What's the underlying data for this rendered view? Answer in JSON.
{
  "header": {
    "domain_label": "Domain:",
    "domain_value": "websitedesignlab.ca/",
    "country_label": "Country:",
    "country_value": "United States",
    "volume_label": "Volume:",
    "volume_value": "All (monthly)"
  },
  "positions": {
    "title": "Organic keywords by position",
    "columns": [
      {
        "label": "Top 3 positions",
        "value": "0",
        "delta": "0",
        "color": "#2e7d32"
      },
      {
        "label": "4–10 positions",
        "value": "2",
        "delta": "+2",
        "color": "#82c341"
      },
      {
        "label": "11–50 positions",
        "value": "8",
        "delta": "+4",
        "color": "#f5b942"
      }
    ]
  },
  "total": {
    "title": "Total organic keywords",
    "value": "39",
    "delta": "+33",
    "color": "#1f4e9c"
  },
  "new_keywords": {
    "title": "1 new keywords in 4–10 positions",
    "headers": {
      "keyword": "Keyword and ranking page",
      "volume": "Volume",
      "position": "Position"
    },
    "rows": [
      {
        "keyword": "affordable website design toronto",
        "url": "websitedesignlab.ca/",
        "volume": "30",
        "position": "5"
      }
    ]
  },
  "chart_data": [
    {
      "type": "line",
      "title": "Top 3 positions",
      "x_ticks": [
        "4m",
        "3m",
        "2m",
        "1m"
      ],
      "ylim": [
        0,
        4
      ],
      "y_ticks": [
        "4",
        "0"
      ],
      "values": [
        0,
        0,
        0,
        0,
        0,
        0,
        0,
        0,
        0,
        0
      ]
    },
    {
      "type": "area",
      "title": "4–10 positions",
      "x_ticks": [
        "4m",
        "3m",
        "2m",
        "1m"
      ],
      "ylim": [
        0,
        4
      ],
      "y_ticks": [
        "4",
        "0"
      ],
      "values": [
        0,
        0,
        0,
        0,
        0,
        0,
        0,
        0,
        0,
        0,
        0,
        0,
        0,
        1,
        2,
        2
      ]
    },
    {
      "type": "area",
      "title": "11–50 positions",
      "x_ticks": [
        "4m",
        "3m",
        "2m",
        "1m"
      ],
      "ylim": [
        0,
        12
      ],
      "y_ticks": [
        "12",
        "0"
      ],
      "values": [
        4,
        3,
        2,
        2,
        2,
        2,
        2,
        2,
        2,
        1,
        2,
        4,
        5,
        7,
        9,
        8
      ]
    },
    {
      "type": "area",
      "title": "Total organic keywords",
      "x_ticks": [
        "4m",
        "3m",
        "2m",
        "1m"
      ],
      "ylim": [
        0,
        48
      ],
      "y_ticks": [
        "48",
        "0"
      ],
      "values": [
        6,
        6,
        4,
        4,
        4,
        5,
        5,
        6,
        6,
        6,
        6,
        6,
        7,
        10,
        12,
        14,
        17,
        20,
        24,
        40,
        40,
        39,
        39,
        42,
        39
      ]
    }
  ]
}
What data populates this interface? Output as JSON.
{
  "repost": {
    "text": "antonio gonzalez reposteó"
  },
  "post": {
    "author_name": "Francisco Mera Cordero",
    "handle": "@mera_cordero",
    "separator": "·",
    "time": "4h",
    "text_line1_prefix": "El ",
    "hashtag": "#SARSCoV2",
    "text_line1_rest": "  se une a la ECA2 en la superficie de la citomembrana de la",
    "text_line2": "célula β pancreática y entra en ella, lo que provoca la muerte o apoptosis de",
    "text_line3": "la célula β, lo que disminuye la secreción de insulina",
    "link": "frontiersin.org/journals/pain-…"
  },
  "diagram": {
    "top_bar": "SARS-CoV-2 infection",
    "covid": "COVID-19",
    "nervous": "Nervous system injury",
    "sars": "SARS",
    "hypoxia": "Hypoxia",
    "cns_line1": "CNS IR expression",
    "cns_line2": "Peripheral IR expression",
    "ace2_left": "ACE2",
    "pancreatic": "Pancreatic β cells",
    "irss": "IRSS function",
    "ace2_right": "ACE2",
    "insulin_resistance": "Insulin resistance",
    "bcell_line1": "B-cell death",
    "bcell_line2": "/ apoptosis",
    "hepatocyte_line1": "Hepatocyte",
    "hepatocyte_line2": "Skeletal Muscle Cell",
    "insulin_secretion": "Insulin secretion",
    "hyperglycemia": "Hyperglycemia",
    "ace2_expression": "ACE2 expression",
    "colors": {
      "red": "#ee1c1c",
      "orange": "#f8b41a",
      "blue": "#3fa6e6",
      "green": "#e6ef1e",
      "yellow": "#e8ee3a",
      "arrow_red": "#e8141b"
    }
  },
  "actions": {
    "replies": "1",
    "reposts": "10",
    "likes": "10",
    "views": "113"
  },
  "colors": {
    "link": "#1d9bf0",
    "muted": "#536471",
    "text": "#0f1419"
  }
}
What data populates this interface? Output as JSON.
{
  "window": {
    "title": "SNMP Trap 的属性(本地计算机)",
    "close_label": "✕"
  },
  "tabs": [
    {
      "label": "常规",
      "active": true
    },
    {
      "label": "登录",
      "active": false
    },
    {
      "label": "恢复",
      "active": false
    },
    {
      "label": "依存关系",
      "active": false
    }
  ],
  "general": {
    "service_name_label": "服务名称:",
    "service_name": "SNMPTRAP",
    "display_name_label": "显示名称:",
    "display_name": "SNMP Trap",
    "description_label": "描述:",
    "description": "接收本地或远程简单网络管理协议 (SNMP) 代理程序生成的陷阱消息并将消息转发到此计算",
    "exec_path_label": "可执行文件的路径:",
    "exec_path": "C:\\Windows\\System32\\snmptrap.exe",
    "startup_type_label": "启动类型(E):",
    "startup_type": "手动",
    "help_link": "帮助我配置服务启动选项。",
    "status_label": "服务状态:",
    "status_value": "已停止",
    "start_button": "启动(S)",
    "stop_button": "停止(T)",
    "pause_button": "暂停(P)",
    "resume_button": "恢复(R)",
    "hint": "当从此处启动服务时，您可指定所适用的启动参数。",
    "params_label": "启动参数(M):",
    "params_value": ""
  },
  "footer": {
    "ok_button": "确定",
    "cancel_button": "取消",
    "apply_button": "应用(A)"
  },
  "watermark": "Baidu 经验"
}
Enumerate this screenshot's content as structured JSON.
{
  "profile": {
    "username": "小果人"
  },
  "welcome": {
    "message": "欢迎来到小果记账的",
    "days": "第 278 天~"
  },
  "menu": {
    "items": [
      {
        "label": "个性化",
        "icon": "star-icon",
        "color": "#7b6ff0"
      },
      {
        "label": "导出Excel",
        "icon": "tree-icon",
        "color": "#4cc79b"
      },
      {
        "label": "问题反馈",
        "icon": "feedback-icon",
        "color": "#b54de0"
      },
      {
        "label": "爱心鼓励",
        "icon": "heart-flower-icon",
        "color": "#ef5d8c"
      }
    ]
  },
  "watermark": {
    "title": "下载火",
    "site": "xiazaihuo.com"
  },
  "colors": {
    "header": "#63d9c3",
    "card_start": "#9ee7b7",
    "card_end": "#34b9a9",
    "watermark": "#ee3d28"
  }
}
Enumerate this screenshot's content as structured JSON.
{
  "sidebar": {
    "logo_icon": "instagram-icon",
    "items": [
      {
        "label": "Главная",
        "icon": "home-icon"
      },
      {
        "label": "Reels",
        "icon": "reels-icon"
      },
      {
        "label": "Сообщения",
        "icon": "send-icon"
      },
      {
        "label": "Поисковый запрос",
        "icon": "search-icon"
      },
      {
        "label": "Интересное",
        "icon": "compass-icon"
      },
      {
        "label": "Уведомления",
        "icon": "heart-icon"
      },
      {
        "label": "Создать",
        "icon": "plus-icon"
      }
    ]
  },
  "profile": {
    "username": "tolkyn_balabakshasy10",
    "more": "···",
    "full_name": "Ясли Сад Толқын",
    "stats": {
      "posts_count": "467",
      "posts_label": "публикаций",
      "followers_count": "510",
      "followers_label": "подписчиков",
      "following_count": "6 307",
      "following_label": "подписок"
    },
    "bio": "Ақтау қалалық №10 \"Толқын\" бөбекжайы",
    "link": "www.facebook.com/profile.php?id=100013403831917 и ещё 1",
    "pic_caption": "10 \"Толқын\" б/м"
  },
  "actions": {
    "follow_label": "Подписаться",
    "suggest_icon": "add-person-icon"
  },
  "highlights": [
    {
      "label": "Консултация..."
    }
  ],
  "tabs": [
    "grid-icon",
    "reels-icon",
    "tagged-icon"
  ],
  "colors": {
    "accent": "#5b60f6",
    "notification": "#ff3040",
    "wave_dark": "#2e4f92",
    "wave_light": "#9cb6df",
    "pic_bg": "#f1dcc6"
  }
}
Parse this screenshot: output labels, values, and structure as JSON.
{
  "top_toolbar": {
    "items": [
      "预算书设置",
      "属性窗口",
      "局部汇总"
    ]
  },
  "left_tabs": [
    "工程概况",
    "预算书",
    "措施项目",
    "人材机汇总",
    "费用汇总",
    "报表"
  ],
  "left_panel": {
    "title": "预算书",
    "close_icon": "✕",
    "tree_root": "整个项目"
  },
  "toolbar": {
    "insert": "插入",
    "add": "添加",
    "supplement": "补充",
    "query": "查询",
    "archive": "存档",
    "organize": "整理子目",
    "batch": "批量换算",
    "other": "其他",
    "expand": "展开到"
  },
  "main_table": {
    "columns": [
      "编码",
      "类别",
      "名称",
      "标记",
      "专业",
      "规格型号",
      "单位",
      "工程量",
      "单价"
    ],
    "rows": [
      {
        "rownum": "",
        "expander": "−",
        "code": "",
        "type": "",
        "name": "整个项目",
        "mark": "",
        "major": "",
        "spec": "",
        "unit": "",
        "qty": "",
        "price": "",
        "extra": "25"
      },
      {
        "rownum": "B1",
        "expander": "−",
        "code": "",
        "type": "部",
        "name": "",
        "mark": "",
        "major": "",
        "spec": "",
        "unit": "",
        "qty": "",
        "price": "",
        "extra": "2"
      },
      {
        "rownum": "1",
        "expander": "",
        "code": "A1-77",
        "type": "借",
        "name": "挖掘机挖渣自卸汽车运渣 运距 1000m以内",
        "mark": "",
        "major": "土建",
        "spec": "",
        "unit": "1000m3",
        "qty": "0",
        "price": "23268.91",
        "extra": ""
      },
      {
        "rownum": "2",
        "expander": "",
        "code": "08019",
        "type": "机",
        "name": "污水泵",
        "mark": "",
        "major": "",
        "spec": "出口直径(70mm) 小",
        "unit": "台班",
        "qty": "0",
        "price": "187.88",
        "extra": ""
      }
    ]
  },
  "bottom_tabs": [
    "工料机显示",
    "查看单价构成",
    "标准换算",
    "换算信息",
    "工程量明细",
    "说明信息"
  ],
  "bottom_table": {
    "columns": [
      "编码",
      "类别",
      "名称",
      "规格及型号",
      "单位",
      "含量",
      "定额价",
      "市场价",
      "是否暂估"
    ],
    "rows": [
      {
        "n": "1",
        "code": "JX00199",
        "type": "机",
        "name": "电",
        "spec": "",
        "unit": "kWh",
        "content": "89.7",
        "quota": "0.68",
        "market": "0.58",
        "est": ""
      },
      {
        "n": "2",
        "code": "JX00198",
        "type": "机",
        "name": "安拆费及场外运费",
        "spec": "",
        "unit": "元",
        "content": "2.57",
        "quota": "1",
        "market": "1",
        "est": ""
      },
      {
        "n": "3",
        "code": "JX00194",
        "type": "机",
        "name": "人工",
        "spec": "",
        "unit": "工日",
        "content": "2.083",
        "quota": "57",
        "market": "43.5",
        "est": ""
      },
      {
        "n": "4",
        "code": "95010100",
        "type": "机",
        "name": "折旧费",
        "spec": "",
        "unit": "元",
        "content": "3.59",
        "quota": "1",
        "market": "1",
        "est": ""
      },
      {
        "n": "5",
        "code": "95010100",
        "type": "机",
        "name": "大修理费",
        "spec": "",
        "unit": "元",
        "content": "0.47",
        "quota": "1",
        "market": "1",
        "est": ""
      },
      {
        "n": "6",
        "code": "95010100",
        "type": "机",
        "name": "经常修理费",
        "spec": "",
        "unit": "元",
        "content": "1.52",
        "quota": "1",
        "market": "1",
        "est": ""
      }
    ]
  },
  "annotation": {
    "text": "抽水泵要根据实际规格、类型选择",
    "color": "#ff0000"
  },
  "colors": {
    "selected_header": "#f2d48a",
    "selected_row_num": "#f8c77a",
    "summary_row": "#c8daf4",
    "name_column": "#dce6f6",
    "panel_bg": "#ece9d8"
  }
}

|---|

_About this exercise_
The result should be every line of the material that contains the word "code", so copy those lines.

_Reply_
        "code": "",
        "code": "",
        "code": "A1-77",
        "code": "08019",
        "code": "JX00199",
        "code": "JX00198",
        "code": "JX00194",
        "code": "95010100",
        "code": "95010100",
        "code": "95010100",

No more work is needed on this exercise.